## [WHAT TO DO]
Match the string "report" against each line below, and copy every line that matches.

## [RECORDS FOR THIS EXERCISE]
★ ★ ★
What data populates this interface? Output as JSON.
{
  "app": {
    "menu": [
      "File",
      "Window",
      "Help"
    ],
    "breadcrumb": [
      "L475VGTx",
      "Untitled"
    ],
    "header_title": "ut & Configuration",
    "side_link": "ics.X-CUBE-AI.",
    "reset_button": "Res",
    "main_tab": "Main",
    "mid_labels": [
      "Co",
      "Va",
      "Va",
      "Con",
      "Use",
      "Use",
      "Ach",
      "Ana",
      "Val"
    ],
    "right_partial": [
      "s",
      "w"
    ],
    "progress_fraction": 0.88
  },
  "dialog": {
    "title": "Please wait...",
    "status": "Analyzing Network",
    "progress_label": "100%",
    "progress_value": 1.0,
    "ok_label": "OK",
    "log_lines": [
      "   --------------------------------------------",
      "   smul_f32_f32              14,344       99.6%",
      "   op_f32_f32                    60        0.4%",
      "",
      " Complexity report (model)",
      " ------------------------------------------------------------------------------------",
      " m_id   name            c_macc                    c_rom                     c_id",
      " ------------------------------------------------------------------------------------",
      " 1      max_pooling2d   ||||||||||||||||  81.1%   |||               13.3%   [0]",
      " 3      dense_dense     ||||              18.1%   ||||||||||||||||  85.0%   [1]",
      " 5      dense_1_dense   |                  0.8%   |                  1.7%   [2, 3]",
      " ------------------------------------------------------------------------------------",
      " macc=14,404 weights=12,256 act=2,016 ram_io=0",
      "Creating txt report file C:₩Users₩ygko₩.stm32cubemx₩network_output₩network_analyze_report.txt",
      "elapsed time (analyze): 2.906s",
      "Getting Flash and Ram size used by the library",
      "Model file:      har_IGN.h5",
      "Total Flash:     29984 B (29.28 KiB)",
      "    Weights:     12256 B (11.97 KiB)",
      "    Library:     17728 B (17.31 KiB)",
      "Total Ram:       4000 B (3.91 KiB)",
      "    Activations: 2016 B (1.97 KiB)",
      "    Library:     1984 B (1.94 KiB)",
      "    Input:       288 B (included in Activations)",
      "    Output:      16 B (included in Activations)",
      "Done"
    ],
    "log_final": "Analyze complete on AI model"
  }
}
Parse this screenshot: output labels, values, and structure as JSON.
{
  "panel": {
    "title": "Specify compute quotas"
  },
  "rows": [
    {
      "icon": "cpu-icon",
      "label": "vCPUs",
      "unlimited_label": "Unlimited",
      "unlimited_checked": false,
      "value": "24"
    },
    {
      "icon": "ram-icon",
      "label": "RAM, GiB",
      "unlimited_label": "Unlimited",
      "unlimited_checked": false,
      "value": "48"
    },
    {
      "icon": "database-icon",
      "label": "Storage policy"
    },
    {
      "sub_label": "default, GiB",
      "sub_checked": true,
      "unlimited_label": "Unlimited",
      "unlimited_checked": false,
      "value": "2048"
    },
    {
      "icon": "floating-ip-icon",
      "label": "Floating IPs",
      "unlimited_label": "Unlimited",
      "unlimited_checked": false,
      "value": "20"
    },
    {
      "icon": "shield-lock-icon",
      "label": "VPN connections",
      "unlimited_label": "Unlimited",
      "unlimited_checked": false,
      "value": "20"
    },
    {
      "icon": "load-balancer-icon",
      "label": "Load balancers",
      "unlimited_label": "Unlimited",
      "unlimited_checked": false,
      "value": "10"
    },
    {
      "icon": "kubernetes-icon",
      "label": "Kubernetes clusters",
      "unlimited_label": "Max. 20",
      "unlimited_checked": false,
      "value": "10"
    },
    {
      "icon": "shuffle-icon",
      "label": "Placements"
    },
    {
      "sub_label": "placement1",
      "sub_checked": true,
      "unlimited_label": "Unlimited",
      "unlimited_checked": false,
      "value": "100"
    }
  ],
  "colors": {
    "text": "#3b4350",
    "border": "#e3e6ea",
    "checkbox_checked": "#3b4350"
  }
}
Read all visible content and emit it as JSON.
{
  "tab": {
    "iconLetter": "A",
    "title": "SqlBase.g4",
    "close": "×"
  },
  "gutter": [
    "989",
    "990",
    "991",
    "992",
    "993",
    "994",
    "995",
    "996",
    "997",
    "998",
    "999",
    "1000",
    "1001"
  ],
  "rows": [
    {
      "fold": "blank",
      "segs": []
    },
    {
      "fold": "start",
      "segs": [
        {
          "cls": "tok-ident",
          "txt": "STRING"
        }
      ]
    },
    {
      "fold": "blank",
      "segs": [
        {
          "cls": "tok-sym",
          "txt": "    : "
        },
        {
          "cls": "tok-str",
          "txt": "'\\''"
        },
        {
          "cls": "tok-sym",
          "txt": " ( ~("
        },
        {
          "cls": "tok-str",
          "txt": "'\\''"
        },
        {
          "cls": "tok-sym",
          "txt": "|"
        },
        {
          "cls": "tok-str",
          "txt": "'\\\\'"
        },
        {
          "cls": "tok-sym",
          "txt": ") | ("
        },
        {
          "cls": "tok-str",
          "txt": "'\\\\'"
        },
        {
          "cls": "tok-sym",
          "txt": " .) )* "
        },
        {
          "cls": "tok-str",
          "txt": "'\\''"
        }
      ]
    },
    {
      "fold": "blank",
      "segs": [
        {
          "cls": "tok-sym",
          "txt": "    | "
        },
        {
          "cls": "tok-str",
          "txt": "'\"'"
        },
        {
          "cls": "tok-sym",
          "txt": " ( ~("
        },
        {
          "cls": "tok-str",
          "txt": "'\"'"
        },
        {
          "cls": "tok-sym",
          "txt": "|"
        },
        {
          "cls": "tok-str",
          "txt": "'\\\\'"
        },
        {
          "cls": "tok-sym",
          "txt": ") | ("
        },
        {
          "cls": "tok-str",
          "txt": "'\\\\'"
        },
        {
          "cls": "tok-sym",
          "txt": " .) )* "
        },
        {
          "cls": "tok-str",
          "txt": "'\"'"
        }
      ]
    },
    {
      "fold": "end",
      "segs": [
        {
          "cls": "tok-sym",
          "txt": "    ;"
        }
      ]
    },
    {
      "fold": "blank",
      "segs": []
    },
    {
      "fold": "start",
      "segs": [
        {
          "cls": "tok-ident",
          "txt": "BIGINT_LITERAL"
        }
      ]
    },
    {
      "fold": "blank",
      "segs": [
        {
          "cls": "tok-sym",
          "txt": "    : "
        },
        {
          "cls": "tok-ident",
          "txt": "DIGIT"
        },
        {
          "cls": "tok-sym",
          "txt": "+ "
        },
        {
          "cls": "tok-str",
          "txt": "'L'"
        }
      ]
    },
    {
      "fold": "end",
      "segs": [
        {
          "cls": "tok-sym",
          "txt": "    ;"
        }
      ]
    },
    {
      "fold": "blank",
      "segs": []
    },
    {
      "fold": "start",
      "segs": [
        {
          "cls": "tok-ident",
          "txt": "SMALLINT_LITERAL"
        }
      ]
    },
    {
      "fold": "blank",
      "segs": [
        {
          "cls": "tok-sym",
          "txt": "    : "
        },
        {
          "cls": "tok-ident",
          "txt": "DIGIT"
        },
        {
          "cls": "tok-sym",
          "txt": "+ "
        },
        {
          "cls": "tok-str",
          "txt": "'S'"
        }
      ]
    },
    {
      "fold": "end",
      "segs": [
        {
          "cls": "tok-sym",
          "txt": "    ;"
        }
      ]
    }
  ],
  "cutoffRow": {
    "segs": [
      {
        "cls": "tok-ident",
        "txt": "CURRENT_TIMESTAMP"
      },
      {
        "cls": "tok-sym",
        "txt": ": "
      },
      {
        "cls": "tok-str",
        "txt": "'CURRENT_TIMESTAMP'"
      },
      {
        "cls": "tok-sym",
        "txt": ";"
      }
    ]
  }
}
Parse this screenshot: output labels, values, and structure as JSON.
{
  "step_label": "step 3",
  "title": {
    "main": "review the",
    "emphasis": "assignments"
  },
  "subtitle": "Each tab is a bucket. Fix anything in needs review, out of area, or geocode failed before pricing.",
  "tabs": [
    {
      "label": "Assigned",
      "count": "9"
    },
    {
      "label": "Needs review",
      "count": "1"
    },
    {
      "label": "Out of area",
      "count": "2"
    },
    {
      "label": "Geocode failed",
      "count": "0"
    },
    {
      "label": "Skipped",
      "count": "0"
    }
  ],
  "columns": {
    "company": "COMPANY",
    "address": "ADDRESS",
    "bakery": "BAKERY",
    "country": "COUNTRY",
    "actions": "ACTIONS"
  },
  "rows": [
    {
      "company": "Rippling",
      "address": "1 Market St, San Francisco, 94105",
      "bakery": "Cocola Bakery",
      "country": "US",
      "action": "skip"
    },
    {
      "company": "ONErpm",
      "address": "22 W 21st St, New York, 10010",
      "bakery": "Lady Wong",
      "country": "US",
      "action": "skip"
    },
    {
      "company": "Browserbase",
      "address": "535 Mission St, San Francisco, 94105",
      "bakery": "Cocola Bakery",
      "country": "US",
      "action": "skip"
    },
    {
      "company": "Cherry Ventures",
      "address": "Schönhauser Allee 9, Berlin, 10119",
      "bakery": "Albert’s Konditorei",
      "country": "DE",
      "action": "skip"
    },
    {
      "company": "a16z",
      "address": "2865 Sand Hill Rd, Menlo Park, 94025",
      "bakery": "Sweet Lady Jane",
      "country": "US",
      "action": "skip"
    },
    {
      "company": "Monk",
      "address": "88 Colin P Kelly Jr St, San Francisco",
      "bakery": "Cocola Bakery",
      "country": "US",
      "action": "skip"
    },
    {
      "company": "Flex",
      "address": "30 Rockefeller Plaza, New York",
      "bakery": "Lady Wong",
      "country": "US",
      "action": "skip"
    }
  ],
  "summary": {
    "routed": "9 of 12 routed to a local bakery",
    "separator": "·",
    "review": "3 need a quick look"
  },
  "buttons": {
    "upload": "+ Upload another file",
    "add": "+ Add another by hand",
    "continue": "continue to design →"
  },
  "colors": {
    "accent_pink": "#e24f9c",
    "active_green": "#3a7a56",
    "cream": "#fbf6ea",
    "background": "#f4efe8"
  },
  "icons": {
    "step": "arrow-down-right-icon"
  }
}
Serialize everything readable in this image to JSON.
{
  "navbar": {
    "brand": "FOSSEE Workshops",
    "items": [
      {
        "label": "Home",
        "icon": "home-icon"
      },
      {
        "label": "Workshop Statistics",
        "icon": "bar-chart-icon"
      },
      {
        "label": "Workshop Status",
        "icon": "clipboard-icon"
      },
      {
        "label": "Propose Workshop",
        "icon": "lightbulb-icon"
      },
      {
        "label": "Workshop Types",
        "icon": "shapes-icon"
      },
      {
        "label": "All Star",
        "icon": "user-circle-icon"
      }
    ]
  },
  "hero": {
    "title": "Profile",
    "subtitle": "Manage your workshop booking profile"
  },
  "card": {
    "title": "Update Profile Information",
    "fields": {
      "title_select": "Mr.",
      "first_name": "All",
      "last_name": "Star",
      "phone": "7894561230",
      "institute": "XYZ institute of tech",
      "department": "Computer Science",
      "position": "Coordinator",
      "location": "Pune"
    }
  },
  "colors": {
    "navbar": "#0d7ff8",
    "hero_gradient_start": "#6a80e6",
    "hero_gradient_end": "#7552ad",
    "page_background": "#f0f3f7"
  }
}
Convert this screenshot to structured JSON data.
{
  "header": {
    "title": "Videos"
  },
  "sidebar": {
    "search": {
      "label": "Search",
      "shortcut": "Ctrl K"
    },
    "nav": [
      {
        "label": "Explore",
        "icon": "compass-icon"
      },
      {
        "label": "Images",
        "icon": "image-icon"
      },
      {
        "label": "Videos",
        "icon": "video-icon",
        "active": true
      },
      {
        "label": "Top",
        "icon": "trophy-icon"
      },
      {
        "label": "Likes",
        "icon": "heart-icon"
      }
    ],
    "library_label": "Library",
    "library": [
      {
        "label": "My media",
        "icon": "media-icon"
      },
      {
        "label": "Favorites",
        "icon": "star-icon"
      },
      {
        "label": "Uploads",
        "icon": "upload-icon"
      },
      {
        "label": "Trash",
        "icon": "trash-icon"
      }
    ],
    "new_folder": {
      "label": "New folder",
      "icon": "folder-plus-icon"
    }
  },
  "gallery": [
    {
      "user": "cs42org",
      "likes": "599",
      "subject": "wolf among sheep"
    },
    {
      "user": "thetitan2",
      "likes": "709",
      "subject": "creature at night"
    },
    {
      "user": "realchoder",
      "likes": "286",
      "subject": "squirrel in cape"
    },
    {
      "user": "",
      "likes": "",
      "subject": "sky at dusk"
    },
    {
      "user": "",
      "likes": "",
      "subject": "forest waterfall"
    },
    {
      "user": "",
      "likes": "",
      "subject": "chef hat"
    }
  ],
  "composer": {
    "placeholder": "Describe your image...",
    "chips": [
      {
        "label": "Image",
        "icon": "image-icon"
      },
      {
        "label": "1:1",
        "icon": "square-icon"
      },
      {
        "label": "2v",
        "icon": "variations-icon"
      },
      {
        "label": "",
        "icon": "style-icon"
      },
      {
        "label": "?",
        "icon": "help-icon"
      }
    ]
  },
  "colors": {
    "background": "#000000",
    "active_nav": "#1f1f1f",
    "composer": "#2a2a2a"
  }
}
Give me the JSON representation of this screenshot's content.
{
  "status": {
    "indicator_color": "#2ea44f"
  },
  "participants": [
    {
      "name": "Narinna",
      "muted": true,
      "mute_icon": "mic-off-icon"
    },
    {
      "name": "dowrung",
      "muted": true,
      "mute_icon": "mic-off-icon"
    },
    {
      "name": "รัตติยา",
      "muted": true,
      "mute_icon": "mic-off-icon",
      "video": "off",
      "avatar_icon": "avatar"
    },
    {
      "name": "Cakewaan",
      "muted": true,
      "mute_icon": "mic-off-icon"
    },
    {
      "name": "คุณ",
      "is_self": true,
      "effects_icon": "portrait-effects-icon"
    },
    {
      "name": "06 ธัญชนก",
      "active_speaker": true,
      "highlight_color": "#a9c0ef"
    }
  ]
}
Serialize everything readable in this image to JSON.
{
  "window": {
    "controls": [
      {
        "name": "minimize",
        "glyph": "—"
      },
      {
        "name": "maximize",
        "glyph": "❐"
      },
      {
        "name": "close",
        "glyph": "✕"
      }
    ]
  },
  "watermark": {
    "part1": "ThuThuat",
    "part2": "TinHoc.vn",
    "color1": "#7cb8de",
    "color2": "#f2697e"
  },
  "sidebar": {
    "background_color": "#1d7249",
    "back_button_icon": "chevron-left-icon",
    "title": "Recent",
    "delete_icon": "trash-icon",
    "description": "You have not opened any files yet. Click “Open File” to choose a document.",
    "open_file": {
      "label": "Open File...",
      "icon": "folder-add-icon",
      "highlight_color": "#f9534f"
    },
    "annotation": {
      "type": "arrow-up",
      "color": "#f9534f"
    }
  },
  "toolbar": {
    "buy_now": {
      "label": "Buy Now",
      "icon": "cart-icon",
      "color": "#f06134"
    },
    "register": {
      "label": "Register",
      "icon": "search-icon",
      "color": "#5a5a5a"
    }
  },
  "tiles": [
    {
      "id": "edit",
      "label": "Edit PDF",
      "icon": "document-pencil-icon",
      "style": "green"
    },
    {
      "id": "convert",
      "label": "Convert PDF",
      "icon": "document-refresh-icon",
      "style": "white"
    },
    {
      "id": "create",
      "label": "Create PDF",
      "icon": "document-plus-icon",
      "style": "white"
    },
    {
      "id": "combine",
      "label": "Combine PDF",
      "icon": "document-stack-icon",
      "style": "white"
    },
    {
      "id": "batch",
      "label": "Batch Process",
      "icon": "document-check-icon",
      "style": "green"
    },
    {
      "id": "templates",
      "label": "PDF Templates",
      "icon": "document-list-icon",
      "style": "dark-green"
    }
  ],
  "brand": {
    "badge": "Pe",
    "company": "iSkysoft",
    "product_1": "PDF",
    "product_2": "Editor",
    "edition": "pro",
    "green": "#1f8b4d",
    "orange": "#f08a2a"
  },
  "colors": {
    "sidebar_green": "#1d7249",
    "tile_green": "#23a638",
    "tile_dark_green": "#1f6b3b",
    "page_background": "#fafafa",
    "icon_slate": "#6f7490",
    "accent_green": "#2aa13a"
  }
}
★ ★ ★
## [WRITTEN RESPONSE]
      " Complexity report (model)",
      "Creating txt report file C:₩Users₩ygko₩.stm32cubemx₩network_output₩network_analyze_report.txt",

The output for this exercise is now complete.